It's always exciting when Ants, Bees, Butterflies, and Nature can all come together. This is the former long winded title of this blog, which I've since changed to Biodiverse Gardens.
So two years ago I planted a Sourwood tree as a nectar plant for my Honeybees. They've yet to find it this year but really it's still just a sapling barely 6' tall. This is one of the prized nectar flows among beekeepers because it produced great tasting honey. Unfortunately it's a rather uncommon landscaping tree in my area and doesn't occur in wild forests here, so for the most part my planting this tree is like adding a drop in the bucket to my overall honey harvest. Still though I'd rather plant a world class honey tree over the more commonly sold plants offered at local garden centers.
Earlier today I discovered what looks like one of the Blues or Azure Caterpillars feeding on the flowers. This is odd for a few reasons: I live in New Jersey and Sourwoods don't grow here wildly, so it's unlikely to see this kind of relationship so far outside of the tree's native range.
I have heard of Zebra Swallowtails finding groves of Paw Paws here in NJ so maybe something similar has happened, but more likely one of the species that was already here has made the jump to a new host plant, or is using one that they would normally use when they occur farther south.
Also odd, is that no one seems to have ever reported this type of caterpillar on Sourwoods before. Or maybe I'm just not looking hard enough but all the listings for Sourwood in "Caterpillars of Eastern North America" don't look correct for this species.
Another bit of intrigue, prior to the caterpillars showing up, the ants, Tapinoma sessile, were stealing the nectar from the flowers. But now that the caterpillars (there's just 2 of them that I counted,) have shown up and started eating the flowers, the ants have changed their behavior. Now instead of stealing from the flowers they're tending the caterpillars which are eating the flowers.

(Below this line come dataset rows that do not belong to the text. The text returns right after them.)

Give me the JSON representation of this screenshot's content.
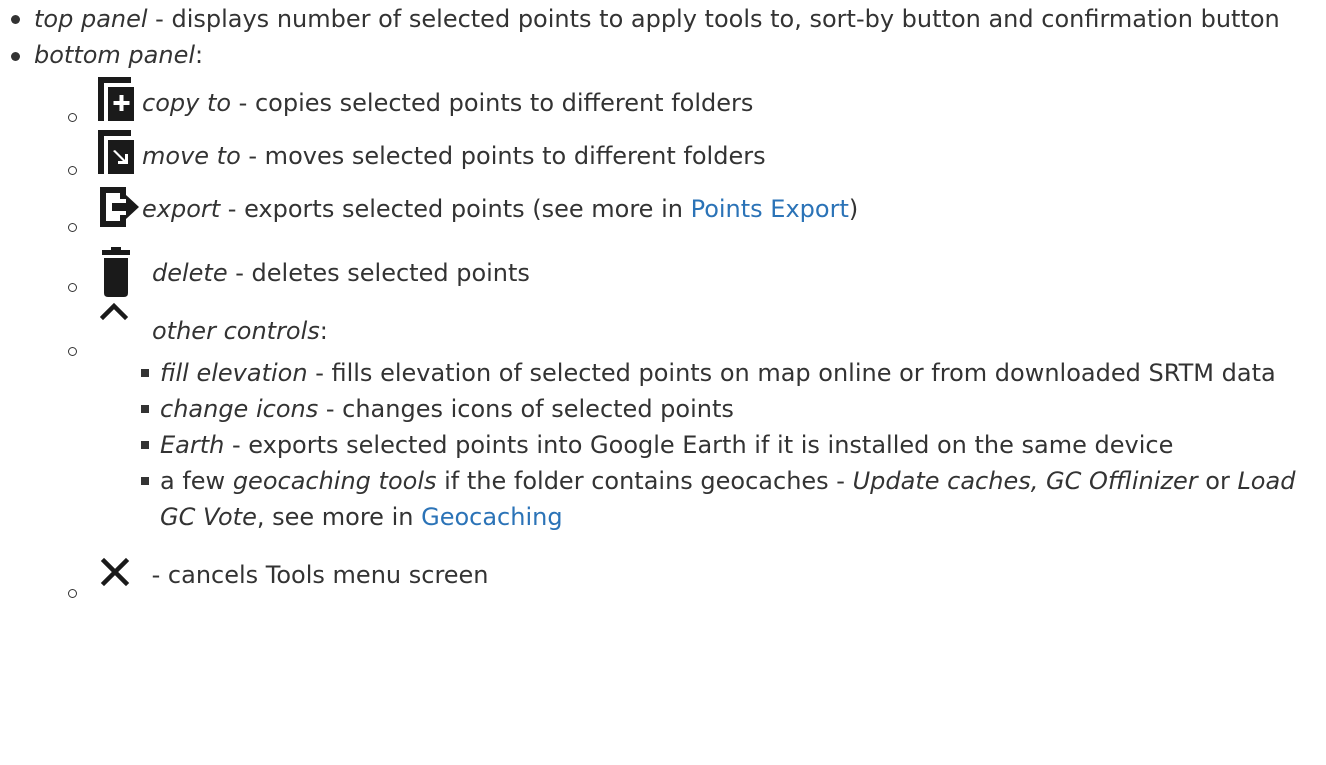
{
  "top_panel": {
    "term": "top panel",
    "description": " - displays number of selected points to apply tools to, sort-by button and confirmation button"
  },
  "bottom_panel": {
    "term": "bottom panel",
    "colon": ":",
    "tools": [
      {
        "icon": "copy-to-icon",
        "term": "copy to",
        "description": " - copies selected points to different folders"
      },
      {
        "icon": "move-to-icon",
        "term": "move to",
        "description": " - moves selected points to different folders"
      },
      {
        "icon": "export-icon",
        "term": "export",
        "description": " - exports selected points (see more in ",
        "link": "Points Export",
        "after": ")"
      },
      {
        "icon": "delete-icon",
        "term": "delete",
        "description": " - deletes selected points"
      },
      {
        "icon": "chevron-up-icon",
        "term": "other controls",
        "description": ":"
      },
      {
        "icon": "close-icon",
        "description": " - cancels Tools menu screen"
      }
    ],
    "other_controls": [
      {
        "term": "fill elevation",
        "description": " - fills elevation of selected points on map online or from downloaded SRTM data"
      },
      {
        "term": "change icons",
        "description": " - changes icons of selected points"
      },
      {
        "term": "Earth",
        "description": " - exports selected points into Google Earth if it is installed on the same device"
      },
      {
        "prefix": "a few ",
        "term": "geocaching tools",
        "middle": " if the folder contains geocaches - ",
        "term2": "Update caches, GC Offlinizer",
        "or": " or ",
        "term3": "Load GC Vote",
        "middle2": ", see more in ",
        "link": "Geocaching"
      }
    ]
  },
  "colors": {
    "text": "#333333",
    "link": "#2b73b7",
    "icon": "#1a1a1a"
  }
}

This probably doesn't benefit the tree at all. Flowers that have been nectar robbed can still produce seed, whereas flowers that have been eaten won't develop into anything. The only benefit as far as I can tell is that the ants have stopped nectar robbing the whole tree and are now just going to the section where the caterpillars are found. So sacrificing a few flowers might benefit the tree overall.
When I started my native plant garden, this was one of the behaviors I'd hoped to attract into my yard. Ideally I pictured it happening in a field of Wild Lupins saving an endangered species of Blue but this also works. What eventually happens is the caterpillar drops to the ground and is taken into an ant nest where it then pupates... some species change their diet to eating the ant brood before pupating but the ants don't care at that point. These sorts of caterpillars, along with producing nectar and being treated like cattle, also make noises that mimic the sounds a queen ant makes when she wants to be tended. Ants themselves are also more than happy to eat their own eggs or feed their eggs to developing brood more worthy of the nutrients so this isn't unant-like behavior. They're safe in the nest until the following spring, when they must emerge a butterfly and quickly get out of the next to spread their wings.